Copy out the data below, all of it, exactly.

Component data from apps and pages
------------
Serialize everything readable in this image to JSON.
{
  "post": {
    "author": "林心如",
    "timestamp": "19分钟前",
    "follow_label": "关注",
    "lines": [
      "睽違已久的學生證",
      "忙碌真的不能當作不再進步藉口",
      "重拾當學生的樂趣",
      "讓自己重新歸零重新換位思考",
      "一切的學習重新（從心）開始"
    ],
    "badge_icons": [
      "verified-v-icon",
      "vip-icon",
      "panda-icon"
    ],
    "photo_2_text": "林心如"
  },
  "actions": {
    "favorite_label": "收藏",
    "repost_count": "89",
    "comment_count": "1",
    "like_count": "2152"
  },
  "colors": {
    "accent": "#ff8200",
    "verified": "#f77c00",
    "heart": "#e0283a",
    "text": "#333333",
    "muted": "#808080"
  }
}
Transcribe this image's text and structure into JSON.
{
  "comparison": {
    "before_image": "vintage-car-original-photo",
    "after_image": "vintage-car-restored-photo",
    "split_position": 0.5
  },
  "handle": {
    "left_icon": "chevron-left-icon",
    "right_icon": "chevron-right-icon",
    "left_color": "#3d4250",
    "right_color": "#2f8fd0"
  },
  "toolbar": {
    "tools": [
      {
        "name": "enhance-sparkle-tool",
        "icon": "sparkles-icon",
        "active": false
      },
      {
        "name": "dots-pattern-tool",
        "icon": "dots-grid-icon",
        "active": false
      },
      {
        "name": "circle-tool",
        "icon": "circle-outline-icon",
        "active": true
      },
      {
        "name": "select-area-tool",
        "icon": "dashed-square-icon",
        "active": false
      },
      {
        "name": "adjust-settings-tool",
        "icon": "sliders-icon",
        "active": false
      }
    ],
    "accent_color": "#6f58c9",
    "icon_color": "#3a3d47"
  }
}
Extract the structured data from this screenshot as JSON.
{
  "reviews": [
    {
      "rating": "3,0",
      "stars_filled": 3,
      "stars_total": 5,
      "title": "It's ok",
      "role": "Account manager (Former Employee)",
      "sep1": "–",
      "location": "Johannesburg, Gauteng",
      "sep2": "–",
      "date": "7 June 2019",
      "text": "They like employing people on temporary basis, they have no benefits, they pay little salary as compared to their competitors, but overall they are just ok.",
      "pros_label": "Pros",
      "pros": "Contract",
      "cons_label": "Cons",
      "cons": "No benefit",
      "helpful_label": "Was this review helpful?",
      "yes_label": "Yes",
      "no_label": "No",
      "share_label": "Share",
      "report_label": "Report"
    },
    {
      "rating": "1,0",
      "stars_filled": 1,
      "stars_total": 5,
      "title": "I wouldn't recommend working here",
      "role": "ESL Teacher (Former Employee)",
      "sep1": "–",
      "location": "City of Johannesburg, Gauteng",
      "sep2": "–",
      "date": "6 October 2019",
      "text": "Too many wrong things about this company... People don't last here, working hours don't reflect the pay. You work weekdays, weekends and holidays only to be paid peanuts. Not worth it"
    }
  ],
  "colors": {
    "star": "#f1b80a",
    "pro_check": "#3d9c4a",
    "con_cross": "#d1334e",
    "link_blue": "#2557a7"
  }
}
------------
Output of the task -
Serialize everything readable in this image to JSON.
{
  "post": {
    "author": "林心如",
    "timestamp": "19分钟前",
    "follow_label": "关注",
    "lines": [
      "睽違已久的學生證",
      "忙碌真的不能當作不再進步藉口",
      "重拾當學生的樂趣",
      "讓自己重新歸零重新換位思考",
      "一切的學習重新（從心）開始"
    ],
    "badge_icons": [
      "verified-v-icon",
      "vip-icon",
      "panda-icon"
    ],
    "photo_2_text": "林心如"
  },
  "actions": {
    "favorite_label": "收藏",
    "repost_count": "89",
    "comment_count": "1",
    "like_count": "2152"
  },
  "colors": {
    "accent": "#ff8200",
    "verified": "#f77c00",
    "heart": "#e0283a",
    "text": "#333333",
    "muted": "#808080"
  }
}
Transcribe this image's text and structure into JSON.
{
  "comparison": {
    "before_image": "vintage-car-original-photo",
    "after_image": "vintage-car-restored-photo",
    "split_position": 0.5
  },
  "handle": {
    "left_icon": "chevron-left-icon",
    "right_icon": "chevron-right-icon",
    "left_color": "#3d4250",
    "right_color": "#2f8fd0"
  },
  "toolbar": {
    "tools": [
      {
        "name": "enhance-sparkle-tool",
        "icon": "sparkles-icon",
        "active": false
      },
      {
        "name": "dots-pattern-tool",
        "icon": "dots-grid-icon",
        "active": false
      },
      {
        "name": "circle-tool",
        "icon": "circle-outline-icon",
        "active": true
      },
      {
        "name": "select-area-tool",
        "icon": "dashed-square-icon",
        "active": false
      },
      {
        "name": "adjust-settings-tool",
        "icon": "sliders-icon",
        "active": false
      }
    ],
    "accent_color": "#6f58c9",
    "icon_color": "#3a3d47"
  }
}
Extract the structured data from this screenshot as JSON.
{
  "reviews": [
    {
      "rating": "3,0",
      "stars_filled": 3,
      "stars_total": 5,
      "title": "It's ok",
      "role": "Account manager (Former Employee)",
      "sep1": "–",
      "location": "Johannesburg, Gauteng",
      "sep2": "–",
      "date": "7 June 2019",
      "text": "They like employing people on temporary basis, they have no benefits, they pay little salary as compared to their competitors, but overall they are just ok.",
      "pros_label": "Pros",
      "pros": "Contract",
      "cons_label": "Cons",
      "cons": "No benefit",
      "helpful_label": "Was this review helpful?",
      "yes_label": "Yes",
      "no_label": "No",
      "share_label": "Share",
      "report_label": "Report"
    },
    {
      "rating": "1,0",
      "stars_filled": 1,
      "stars_total": 5,
      "title": "I wouldn't recommend working here",
      "role": "ESL Teacher (Former Employee)",
      "sep1": "–",
      "location": "City of Johannesburg, Gauteng",
      "sep2": "–",
      "date": "6 October 2019",
      "text": "Too many wrong things about this company... People don't last here, working hours don't reflect the pay. You work weekdays, weekends and holidays only to be paid peanuts. Not worth it"
    }
  ],
  "colors": {
    "star": "#f1b80a",
    "pro_check": "#3d9c4a",
    "con_cross": "#d1334e",
    "link_blue": "#2557a7"
  }
}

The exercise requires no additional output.